Although the records contain pictures, only their text should be reproduced, exactly as written.

Segment Open

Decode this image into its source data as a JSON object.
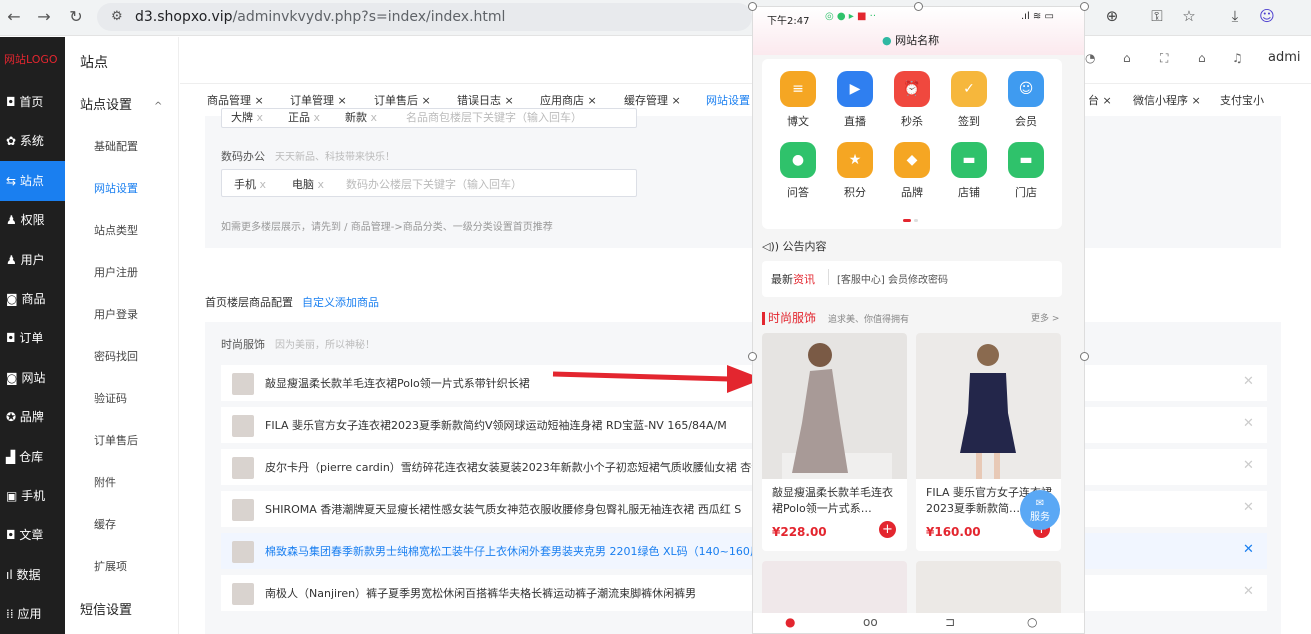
{
  "browser": {
    "url_prefix": "d3.shopxo.vip",
    "url_rest": "/adminvkvydv.php?s=index/index.html",
    "admin_text": "admi"
  },
  "sidebar": {
    "logo": "网站LOGO",
    "items": [
      {
        "icon": "home-icon",
        "glyph": "◘",
        "label": "首页"
      },
      {
        "icon": "gear-icon",
        "glyph": "✿",
        "label": "系统"
      },
      {
        "icon": "sliders-icon",
        "glyph": "⇆",
        "label": "站点"
      },
      {
        "icon": "user-lock-icon",
        "glyph": "♟",
        "label": "权限"
      },
      {
        "icon": "user-icon",
        "glyph": "♟",
        "label": "用户"
      },
      {
        "icon": "box-icon",
        "glyph": "◙",
        "label": "商品"
      },
      {
        "icon": "order-icon",
        "glyph": "◘",
        "label": "订单"
      },
      {
        "icon": "chat-icon",
        "glyph": "◙",
        "label": "网站"
      },
      {
        "icon": "brand-icon",
        "glyph": "✪",
        "label": "品牌"
      },
      {
        "icon": "warehouse-icon",
        "glyph": "▟",
        "label": "仓库"
      },
      {
        "icon": "phone-icon",
        "glyph": "▣",
        "label": "手机"
      },
      {
        "icon": "article-icon",
        "glyph": "◘",
        "label": "文章"
      },
      {
        "icon": "chart-icon",
        "glyph": "ıl",
        "label": "数据"
      },
      {
        "icon": "apps-icon",
        "glyph": "⁞⁞",
        "label": "应用"
      }
    ]
  },
  "subnav": {
    "title": "站点",
    "section": "站点设置",
    "items": [
      "基础配置",
      "网站设置",
      "站点类型",
      "用户注册",
      "用户登录",
      "密码找回",
      "验证码",
      "订单售后",
      "附件",
      "缓存",
      "扩展项"
    ],
    "footer_section": "短信设置"
  },
  "tabs": [
    "商品管理",
    "订单管理",
    "订单售后",
    "错误日志",
    "应用商店",
    "缓存管理",
    "网站设置",
    "台",
    "微信小程序",
    "支付宝小"
  ],
  "content": {
    "top_tags": [
      "大牌",
      "正品",
      "新款"
    ],
    "top_placeholder": "名品商包楼层下关键字（输入回车）",
    "digital": {
      "label": "数码办公",
      "hint": "天天新品、科技带来快乐！",
      "tags": [
        "手机",
        "电脑"
      ],
      "placeholder": "数码办公楼层下关键字（输入回车）"
    },
    "tip": "如需更多楼层展示，请先到 / 商品管理->商品分类、一级分类设置首页推荐",
    "floor_config_label": "首页楼层商品配置",
    "custom_add_link": "自定义添加商品",
    "fashion_label": "时尚服饰",
    "fashion_hint": "因为美丽，所以神秘！",
    "products": [
      "敲显瘦温柔长款羊毛连衣裙Polo领一片式系带针织长裙",
      "FILA 斐乐官方女子连衣裙2023夏季新款简约V领网球运动短袖连身裙 RD宝蓝-NV 165/84A/M",
      "皮尔卡丹（pierre cardin）雪纺碎花连衣裙女装夏装2023年新款小个子初恋短裙气质收腰仙女裙 杏色",
      "SHIROMA 香港潮牌夏天显瘦长裙性感女装气质女神范衣服收腰修身包臀礼服无袖连衣裙 西瓜红 S",
      "棉致森马集团春季新款男士纯棉宽松工装牛仔上衣休闲外套男装夹克男 2201绿色 XL码（140~160斤）",
      "南极人（Nanjiren）裤子夏季男宽松休闲百搭裤华夫格长裤运动裤子潮流束脚裤休闲裤男"
    ]
  },
  "phone": {
    "time": "下午2:47",
    "site_name": "网站名称",
    "grid": [
      {
        "label": "博文",
        "icon": "article-icon",
        "color": "#f5a623"
      },
      {
        "label": "直播",
        "icon": "live-icon",
        "color": "#2f7ff0"
      },
      {
        "label": "秒杀",
        "icon": "alarm-icon",
        "color": "#f0483e"
      },
      {
        "label": "签到",
        "icon": "checkin-icon",
        "color": "#f6b73c"
      },
      {
        "label": "会员",
        "icon": "member-icon",
        "color": "#3f9bf0"
      },
      {
        "label": "问答",
        "icon": "qa-icon",
        "color": "#2fc26b"
      },
      {
        "label": "积分",
        "icon": "points-icon",
        "color": "#f5a623"
      },
      {
        "label": "品牌",
        "icon": "brand-icon",
        "color": "#f5a623"
      },
      {
        "label": "店铺",
        "icon": "shop-icon",
        "color": "#2fc26b"
      },
      {
        "label": "门店",
        "icon": "store-icon",
        "color": "#2fc26b"
      }
    ],
    "notice_title": "公告内容",
    "news_prefix": "最新",
    "news_highlight": "资讯",
    "news_text": "[客服中心] 会员修改密码",
    "section_title": "时尚服饰",
    "section_sub": "追求美、你值得拥有",
    "more": "更多 >",
    "products": [
      {
        "name": "敲显瘦温柔长款羊毛连衣裙Polo领一片式系…",
        "price": "¥228.00"
      },
      {
        "name": "FILA 斐乐官方女子连衣裙2023夏季新款简…",
        "price": "¥160.00"
      }
    ],
    "service_label": "服务"
  }
}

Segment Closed

■ Task result ■
Decode this image into its source data as a JSON object.
{
  "browser": {
    "url_prefix": "d3.shopxo.vip",
    "url_rest": "/adminvkvydv.php?s=index/index.html",
    "admin_text": "admi"
  },
  "sidebar": {
    "logo": "网站LOGO",
    "items": [
      {
        "icon": "home-icon",
        "glyph": "◘",
        "label": "首页"
      },
      {
        "icon": "gear-icon",
        "glyph": "✿",
        "label": "系统"
      },
      {
        "icon": "sliders-icon",
        "glyph": "⇆",
        "label": "站点"
      },
      {
        "icon": "user-lock-icon",
        "glyph": "♟",
        "label": "权限"
      },
      {
        "icon": "user-icon",
        "glyph": "♟",
        "label": "用户"
      },
      {
        "icon": "box-icon",
        "glyph": "◙",
        "label": "商品"
      },
      {
        "icon": "order-icon",
        "glyph": "◘",
        "label": "订单"
      },
      {
        "icon": "chat-icon",
        "glyph": "◙",
        "label": "网站"
      },
      {
        "icon": "brand-icon",
        "glyph": "✪",
        "label": "品牌"
      },
      {
        "icon": "warehouse-icon",
        "glyph": "▟",
        "label": "仓库"
      },
      {
        "icon": "phone-icon",
        "glyph": "▣",
        "label": "手机"
      },
      {
        "icon": "article-icon",
        "glyph": "◘",
        "label": "文章"
      },
      {
        "icon": "chart-icon",
        "glyph": "ıl",
        "label": "数据"
      },
      {
        "icon": "apps-icon",
        "glyph": "⁞⁞",
        "label": "应用"
      }
    ]
  },
  "subnav": {
    "title": "站点",
    "section": "站点设置",
    "items": [
      "基础配置",
      "网站设置",
      "站点类型",
      "用户注册",
      "用户登录",
      "密码找回",
      "验证码",
      "订单售后",
      "附件",
      "缓存",
      "扩展项"
    ],
    "footer_section": "短信设置"
  },
  "tabs": [
    "商品管理",
    "订单管理",
    "订单售后",
    "错误日志",
    "应用商店",
    "缓存管理",
    "网站设置",
    "台",
    "微信小程序",
    "支付宝小"
  ],
  "content": {
    "top_tags": [
      "大牌",
      "正品",
      "新款"
    ],
    "top_placeholder": "名品商包楼层下关键字（输入回车）",
    "digital": {
      "label": "数码办公",
      "hint": "天天新品、科技带来快乐！",
      "tags": [
        "手机",
        "电脑"
      ],
      "placeholder": "数码办公楼层下关键字（输入回车）"
    },
    "tip": "如需更多楼层展示，请先到 / 商品管理->商品分类、一级分类设置首页推荐",
    "floor_config_label": "首页楼层商品配置",
    "custom_add_link": "自定义添加商品",
    "fashion_label": "时尚服饰",
    "fashion_hint": "因为美丽，所以神秘！",
    "products": [
      "敲显瘦温柔长款羊毛连衣裙Polo领一片式系带针织长裙",
      "FILA 斐乐官方女子连衣裙2023夏季新款简约V领网球运动短袖连身裙 RD宝蓝-NV 165/84A/M",
      "皮尔卡丹（pierre cardin）雪纺碎花连衣裙女装夏装2023年新款小个子初恋短裙气质收腰仙女裙 杏色",
      "SHIROMA 香港潮牌夏天显瘦长裙性感女装气质女神范衣服收腰修身包臀礼服无袖连衣裙 西瓜红 S",
      "棉致森马集团春季新款男士纯棉宽松工装牛仔上衣休闲外套男装夹克男 2201绿色 XL码（140~160斤）",
      "南极人（Nanjiren）裤子夏季男宽松休闲百搭裤华夫格长裤运动裤子潮流束脚裤休闲裤男"
    ]
  },
  "phone": {
    "time": "下午2:47",
    "site_name": "网站名称",
    "grid": [
      {
        "label": "博文",
        "icon": "article-icon",
        "color": "#f5a623"
      },
      {
        "label": "直播",
        "icon": "live-icon",
        "color": "#2f7ff0"
      },
      {
        "label": "秒杀",
        "icon": "alarm-icon",
        "color": "#f0483e"
      },
      {
        "label": "签到",
        "icon": "checkin-icon",
        "color": "#f6b73c"
      },
      {
        "label": "会员",
        "icon": "member-icon",
        "color": "#3f9bf0"
      },
      {
        "label": "问答",
        "icon": "qa-icon",
        "color": "#2fc26b"
      },
      {
        "label": "积分",
        "icon": "points-icon",
        "color": "#f5a623"
      },
      {
        "label": "品牌",
        "icon": "brand-icon",
        "color": "#f5a623"
      },
      {
        "label": "店铺",
        "icon": "shop-icon",
        "color": "#2fc26b"
      },
      {
        "label": "门店",
        "icon": "store-icon",
        "color": "#2fc26b"
      }
    ],
    "notice_title": "公告内容",
    "news_prefix": "最新",
    "news_highlight": "资讯",
    "news_text": "[客服中心] 会员修改密码",
    "section_title": "时尚服饰",
    "section_sub": "追求美、你值得拥有",
    "more": "更多 >",
    "products": [
      {
        "name": "敲显瘦温柔长款羊毛连衣裙Polo领一片式系…",
        "price": "¥228.00"
      },
      {
        "name": "FILA 斐乐官方女子连衣裙2023夏季新款简…",
        "price": "¥160.00"
      }
    ],
    "service_label": "服务"
  }
}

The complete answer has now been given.